Online trading created an entirely new world of opportunity for ordinary people to buy and sell shares of their favorite web start-ups cheaply and quickly. Traditional market exchanges quickly became geared to large institutional investors. While web trading allowed the common folk (retail investors) to buy stock in Microsoft, Apple, America Online, PayPal, Priceline, Ebay, Yahoo! with ease.
We take these innovations for granted now as if investing in the stock market has always been viable for the little guy and gal. Yet less than 20 years ago, it was the seed of an idea in the mind of an entrepreneur.
With the introduction of online investing came the explosion of 401K retirement accounts. Suddenly, every Tom, Dick, Harry and Sue could get into the game. It drove stock prices up, moved markets and birthed a new Wall Street industry and Main Street investor community. All of this was still new only a decade ago.
A New Economic Boom
Within five years of the deregulation of the internet in 1995, the free market promise of the web led to unimaginable innovations and changed the very fabric of American life. It also minted a few hundred thousand new millionaires and led to the economic prosperity and turbo-charged housing boom in the 2000s. The 2012 deregulation of small business and start-up investment holds that same promise.
Here is how it works: This fall SEC approved “funding portals” will allow small businesses and start-ups to solicit prospective investors.

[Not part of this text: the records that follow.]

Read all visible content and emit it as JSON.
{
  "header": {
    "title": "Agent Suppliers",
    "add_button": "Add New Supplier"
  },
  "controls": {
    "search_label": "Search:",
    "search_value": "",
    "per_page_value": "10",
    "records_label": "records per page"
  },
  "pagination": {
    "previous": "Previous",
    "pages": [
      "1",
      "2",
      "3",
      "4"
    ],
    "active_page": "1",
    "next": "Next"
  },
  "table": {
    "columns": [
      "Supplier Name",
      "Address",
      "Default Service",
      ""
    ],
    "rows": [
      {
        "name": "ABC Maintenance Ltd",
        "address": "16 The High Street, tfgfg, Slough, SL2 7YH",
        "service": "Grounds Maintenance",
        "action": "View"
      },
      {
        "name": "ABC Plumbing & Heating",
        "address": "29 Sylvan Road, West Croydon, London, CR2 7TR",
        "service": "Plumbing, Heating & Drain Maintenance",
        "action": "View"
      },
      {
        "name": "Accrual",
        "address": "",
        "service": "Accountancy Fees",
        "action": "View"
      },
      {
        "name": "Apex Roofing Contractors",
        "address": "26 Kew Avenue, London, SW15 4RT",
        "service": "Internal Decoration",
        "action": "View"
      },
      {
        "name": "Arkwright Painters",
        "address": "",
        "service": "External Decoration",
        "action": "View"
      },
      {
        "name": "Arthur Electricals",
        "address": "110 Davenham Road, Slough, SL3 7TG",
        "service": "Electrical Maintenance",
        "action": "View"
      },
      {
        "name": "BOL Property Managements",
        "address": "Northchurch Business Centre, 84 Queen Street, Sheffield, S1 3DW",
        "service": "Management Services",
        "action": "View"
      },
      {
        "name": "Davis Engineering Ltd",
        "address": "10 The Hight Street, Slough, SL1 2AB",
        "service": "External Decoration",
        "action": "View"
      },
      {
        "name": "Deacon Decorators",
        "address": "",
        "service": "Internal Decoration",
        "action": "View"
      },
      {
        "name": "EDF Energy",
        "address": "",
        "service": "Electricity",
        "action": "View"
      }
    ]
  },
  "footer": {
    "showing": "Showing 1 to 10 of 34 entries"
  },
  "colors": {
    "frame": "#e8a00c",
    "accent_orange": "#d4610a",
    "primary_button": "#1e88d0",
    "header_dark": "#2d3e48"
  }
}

Companies will be able to raise up to $1million dollars in capital investment annually directly from the public. Different rules will apply for each level of investment sought: Up to $100,000 will require a company to supply an in-house financial statement; over $100k will necessitate professionally prepared financial statements. Over $500,000 will require “audited financial statements.”
Investors will be subject to income and net worth restrictions. If income is under $100,000, an investor is limited to a 5% capital investment. Over $100,000 in annual income will allow investors to contribute up to 10% of their incomes. Investors with net worths over $1million (excluding their primary residence) will have access to the least restrictive investing guidelines. The new laws will attract more angel and venture capital investors to start-ups and early stage growth companies by making it easier to “go public.”
The next couple of years will undoubtedly bring an explosion in IPO offerings and innovative new enterprises. It will also lead to the creation of new capital and credit markets for small business owners and entrepreneurs.
The dot-com era ended with a painful bursting of the bubble in April 2000. The result was a downturn in the economy and painful losses for many Main Street investors and entrepreneurs. At the end of this new crowdfunding rainbow will inevitably be another bubble. It will be hard to contain the wild enthusiasm that new markets inspire like S&Ls in the 1980s, dot-coms in the 1990s, and the easy credit and housing boom through the 2000s. Each boom ended painfully; yet each new market also yielded enormous economic opportunities for millions of people.
As an entrepreneur myself, I am poised and ready for the Next Big Thing in free market America. Entrepreneurship is the exact quality unique to our nation that has enabled our economy to soar for centuries. Our ability to reinvent ourselves and innovate new businesses and markets is unsurpassed in the modern world.
The promise of equal access to capital, credit and investment that the new crowdfunding laws bring just might be our ticket out of our current economic conundrum. I, for one, am ready to fasten my seatbelt and go for the ride.
(The Securities and Exchange Commission has until September 2012 to regulate the new JOBS Act law.)